▸ **Extracted material**:
◇ ◇ ◇ ◇

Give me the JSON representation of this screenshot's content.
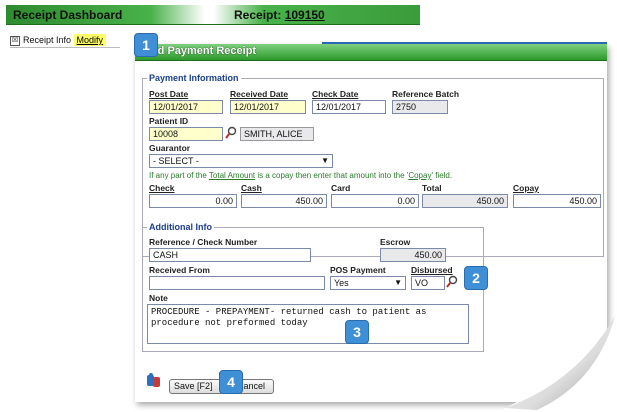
{
  "header": {
    "title": "Receipt Dashboard",
    "receipt_label": "Receipt: ",
    "receipt_number": "109150"
  },
  "info_bar": {
    "toggle": "☒",
    "label": "Receipt Info",
    "modify": "Modify"
  },
  "dialog": {
    "title": "Add Payment Receipt"
  },
  "payment_info": {
    "legend": "Payment Information",
    "post_date_label": "Post Date",
    "post_date": "12/01/2017",
    "received_date_label": "Received Date",
    "received_date": "12/01/2017",
    "check_date_label": "Check Date",
    "check_date": "12/01/2017",
    "reference_batch_label": "Reference Batch",
    "reference_batch": "2750",
    "patient_id_label": "Patient ID",
    "patient_id": "10008",
    "patient_name": "SMITH, ALICE",
    "guarantor_label": "Guarantor",
    "guarantor_value": "- SELECT -",
    "copay_note_1": "If any part of the ",
    "copay_note_link1": "Total Amount",
    "copay_note_2": " is a copay then enter that amount into the '",
    "copay_note_link2": "Copay",
    "copay_note_3": "' field.",
    "check_label": "Check",
    "check_value": "0.00",
    "cash_label": "Cash",
    "cash_value": "450.00",
    "card_label": "Card",
    "card_value": "0.00",
    "total_label": "Total",
    "total_value": "450.00",
    "copay_label": "Copay",
    "copay_value": "450.00"
  },
  "additional_info": {
    "legend": "Additional Info",
    "reference_label": "Reference / Check Number",
    "reference_value": "CASH",
    "escrow_label": "Escrow",
    "escrow_value": "450.00",
    "received_from_label": "Received From",
    "received_from_value": "",
    "pos_payment_label": "POS Payment",
    "pos_payment_value": "Yes",
    "disbursed_label": "Disbursed",
    "disbursed_value": "VO",
    "note_label": "Note",
    "note_value": "PROCEDURE - PREPAYMENT- returned cash to patient as procedure not preformed today"
  },
  "buttons": {
    "save": "Save [F2]",
    "cancel": "Cancel"
  },
  "callouts": [
    "1",
    "2",
    "3",
    "4"
  ],
  "colors": {
    "header_green": "#49b24a",
    "callout_blue": "#3f8fd6",
    "input_yellow": "#ffffcc",
    "note_green": "#2c7b2c"
  }
}
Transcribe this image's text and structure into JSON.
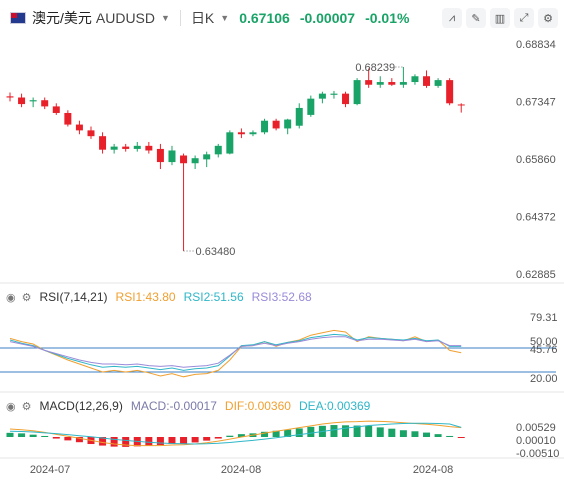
{
  "header": {
    "symbol_name": "澳元/美元",
    "symbol_code": "AUDUSD",
    "period": "日K",
    "last_price": "0.67106",
    "change": "-0.00007",
    "change_pct": "-0.01%",
    "tools": [
      "chart-style-icon",
      "drawing-icon",
      "indicator-icon",
      "fullscreen-icon",
      "settings-icon"
    ]
  },
  "colors": {
    "up": "#1aa367",
    "down": "#e8202a",
    "rsi1": "#f0a030",
    "rsi2": "#2fb7c8",
    "rsi3": "#9a8ad8",
    "level_line": "#3b82c4"
  },
  "rsi_legend": {
    "name": "RSI(7,14,21)",
    "rsi1": "RSI1:43.80",
    "rsi2": "RSI2:51.56",
    "rsi3": "RSI3:52.68"
  },
  "macd_legend": {
    "name": "MACD(12,26,9)",
    "macd": "MACD:-0.00017",
    "dif": "DIF:0.00360",
    "dea": "DEA:0.00369"
  },
  "chart_data": {
    "type": "candlestick",
    "price_axis": {
      "ticks": [
        "0.68834",
        "0.67347",
        "0.65860",
        "0.64372",
        "0.62885"
      ],
      "range": [
        0.62885,
        0.68834
      ]
    },
    "annotations": {
      "high": "0.68239",
      "low": "0.63480"
    },
    "x_ticks": [
      "2024-07",
      "2024-08",
      "2024-08"
    ],
    "candles": [
      {
        "o": 0.6748,
        "h": 0.6758,
        "l": 0.6735,
        "c": 0.6745
      },
      {
        "o": 0.6745,
        "h": 0.6755,
        "l": 0.672,
        "c": 0.6728
      },
      {
        "o": 0.6735,
        "h": 0.6745,
        "l": 0.672,
        "c": 0.6738
      },
      {
        "o": 0.6738,
        "h": 0.6745,
        "l": 0.6715,
        "c": 0.6722
      },
      {
        "o": 0.6722,
        "h": 0.673,
        "l": 0.67,
        "c": 0.6705
      },
      {
        "o": 0.6705,
        "h": 0.6712,
        "l": 0.667,
        "c": 0.6675
      },
      {
        "o": 0.6675,
        "h": 0.6685,
        "l": 0.665,
        "c": 0.666
      },
      {
        "o": 0.666,
        "h": 0.667,
        "l": 0.6638,
        "c": 0.6645
      },
      {
        "o": 0.6645,
        "h": 0.6655,
        "l": 0.66,
        "c": 0.661
      },
      {
        "o": 0.661,
        "h": 0.6625,
        "l": 0.66,
        "c": 0.6618
      },
      {
        "o": 0.6618,
        "h": 0.6625,
        "l": 0.6605,
        "c": 0.6612
      },
      {
        "o": 0.6612,
        "h": 0.663,
        "l": 0.6605,
        "c": 0.662
      },
      {
        "o": 0.662,
        "h": 0.663,
        "l": 0.66,
        "c": 0.6608
      },
      {
        "o": 0.6612,
        "h": 0.6625,
        "l": 0.656,
        "c": 0.6578
      },
      {
        "o": 0.6578,
        "h": 0.662,
        "l": 0.657,
        "c": 0.6608
      },
      {
        "o": 0.6595,
        "h": 0.66,
        "l": 0.6348,
        "c": 0.6575
      },
      {
        "o": 0.6575,
        "h": 0.6595,
        "l": 0.656,
        "c": 0.6588
      },
      {
        "o": 0.6585,
        "h": 0.6605,
        "l": 0.6565,
        "c": 0.6598
      },
      {
        "o": 0.6598,
        "h": 0.6625,
        "l": 0.659,
        "c": 0.662
      },
      {
        "o": 0.66,
        "h": 0.666,
        "l": 0.6598,
        "c": 0.6655
      },
      {
        "o": 0.6655,
        "h": 0.6665,
        "l": 0.664,
        "c": 0.665
      },
      {
        "o": 0.665,
        "h": 0.666,
        "l": 0.6645,
        "c": 0.6655
      },
      {
        "o": 0.6655,
        "h": 0.669,
        "l": 0.665,
        "c": 0.6685
      },
      {
        "o": 0.6685,
        "h": 0.669,
        "l": 0.666,
        "c": 0.6665
      },
      {
        "o": 0.6665,
        "h": 0.669,
        "l": 0.665,
        "c": 0.6688
      },
      {
        "o": 0.6672,
        "h": 0.673,
        "l": 0.6665,
        "c": 0.6718
      },
      {
        "o": 0.67,
        "h": 0.675,
        "l": 0.6695,
        "c": 0.6742
      },
      {
        "o": 0.6742,
        "h": 0.676,
        "l": 0.673,
        "c": 0.6755
      },
      {
        "o": 0.6752,
        "h": 0.6762,
        "l": 0.6742,
        "c": 0.6755
      },
      {
        "o": 0.6755,
        "h": 0.676,
        "l": 0.672,
        "c": 0.6728
      },
      {
        "o": 0.6728,
        "h": 0.6795,
        "l": 0.6725,
        "c": 0.679
      },
      {
        "o": 0.679,
        "h": 0.682,
        "l": 0.677,
        "c": 0.6778
      },
      {
        "o": 0.6778,
        "h": 0.68,
        "l": 0.677,
        "c": 0.6785
      },
      {
        "o": 0.6785,
        "h": 0.6795,
        "l": 0.6775,
        "c": 0.6778
      },
      {
        "o": 0.6778,
        "h": 0.6824,
        "l": 0.677,
        "c": 0.6785
      },
      {
        "o": 0.6785,
        "h": 0.6805,
        "l": 0.6778,
        "c": 0.68
      },
      {
        "o": 0.68,
        "h": 0.6815,
        "l": 0.677,
        "c": 0.6775
      },
      {
        "o": 0.6775,
        "h": 0.6795,
        "l": 0.677,
        "c": 0.679
      },
      {
        "o": 0.679,
        "h": 0.6795,
        "l": 0.6725,
        "c": 0.673
      },
      {
        "o": 0.6727,
        "h": 0.673,
        "l": 0.6706,
        "c": 0.6726
      }
    ],
    "rsi_axis": {
      "ticks": [
        "79.31",
        "50.00",
        "45.76",
        "20.00"
      ],
      "range": [
        0,
        100
      ],
      "levels": [
        50,
        20
      ]
    },
    "rsi_series": [
      {
        "name": "RSI1",
        "values": [
          62,
          58,
          55,
          47,
          41,
          35,
          30,
          25,
          20,
          22,
          20,
          22,
          19,
          15,
          18,
          14,
          17,
          18,
          22,
          35,
          52,
          53,
          58,
          52,
          57,
          60,
          66,
          69,
          72,
          70,
          58,
          64,
          62,
          61,
          59,
          64,
          58,
          60,
          47,
          44
        ]
      },
      {
        "name": "RSI2",
        "values": [
          60,
          56,
          53,
          47,
          42,
          37,
          33,
          29,
          26,
          27,
          26,
          27,
          25,
          23,
          25,
          22,
          24,
          25,
          28,
          40,
          53,
          54,
          58,
          54,
          57,
          59,
          63,
          65,
          67,
          66,
          60,
          63,
          62,
          61,
          60,
          62,
          59,
          60,
          52,
          52
        ]
      },
      {
        "name": "RSI3",
        "values": [
          58,
          55,
          52,
          47,
          43,
          39,
          35,
          32,
          30,
          30,
          29,
          30,
          28,
          27,
          28,
          26,
          27,
          28,
          31,
          41,
          52,
          53,
          56,
          53,
          56,
          58,
          61,
          63,
          64,
          64,
          59,
          61,
          61,
          60,
          59,
          61,
          58,
          59,
          53,
          53
        ]
      }
    ],
    "macd_axis": {
      "ticks": [
        "0.00529",
        "0.00010",
        "-0.00510"
      ]
    },
    "macd_bars": [
      0.0016,
      0.0014,
      0.0009,
      0.0004,
      -0.0006,
      -0.0013,
      -0.002,
      -0.0027,
      -0.0033,
      -0.0037,
      -0.0038,
      -0.0036,
      -0.0033,
      -0.0031,
      -0.0027,
      -0.0026,
      -0.0021,
      -0.0014,
      -0.0006,
      0.0005,
      0.0011,
      0.0014,
      0.002,
      0.0024,
      0.0028,
      0.0033,
      0.0039,
      0.0043,
      0.0046,
      0.0045,
      0.0044,
      0.0043,
      0.0037,
      0.0032,
      0.0026,
      0.0022,
      0.0017,
      0.0011,
      0.0004,
      -0.0002
    ],
    "dif_values": [
      0.0031,
      0.0028,
      0.0024,
      0.0018,
      0.001,
      0.0003,
      -0.0005,
      -0.0013,
      -0.0021,
      -0.0027,
      -0.0031,
      -0.0033,
      -0.0033,
      -0.0033,
      -0.0031,
      -0.003,
      -0.0027,
      -0.0022,
      -0.0016,
      -0.0008,
      0.0,
      0.0007,
      0.0015,
      0.0022,
      0.0029,
      0.0036,
      0.0043,
      0.005,
      0.0055,
      0.0058,
      0.0059,
      0.0061,
      0.006,
      0.0058,
      0.0055,
      0.0052,
      0.0049,
      0.0045,
      0.004,
      0.0036
    ],
    "dea_values": [
      0.0022,
      0.0021,
      0.0019,
      0.0016,
      0.0013,
      0.0009,
      0.0005,
      0.0001,
      -0.0004,
      -0.0009,
      -0.0013,
      -0.0017,
      -0.002,
      -0.0023,
      -0.0025,
      -0.0026,
      -0.0027,
      -0.0026,
      -0.0024,
      -0.0021,
      -0.0017,
      -0.0013,
      -0.0008,
      -0.0003,
      0.0003,
      0.0009,
      0.0015,
      0.0021,
      0.0028,
      0.0034,
      0.0039,
      0.0044,
      0.0047,
      0.005,
      0.0052,
      0.0053,
      0.0053,
      0.0052,
      0.005,
      0.0037
    ]
  }
}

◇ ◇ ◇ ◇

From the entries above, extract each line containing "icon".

▸ **Exercise response**:
      "chart-style-icon",
      "drawing-icon",
      "indicator-icon",
      "fullscreen-icon",
      "settings-icon"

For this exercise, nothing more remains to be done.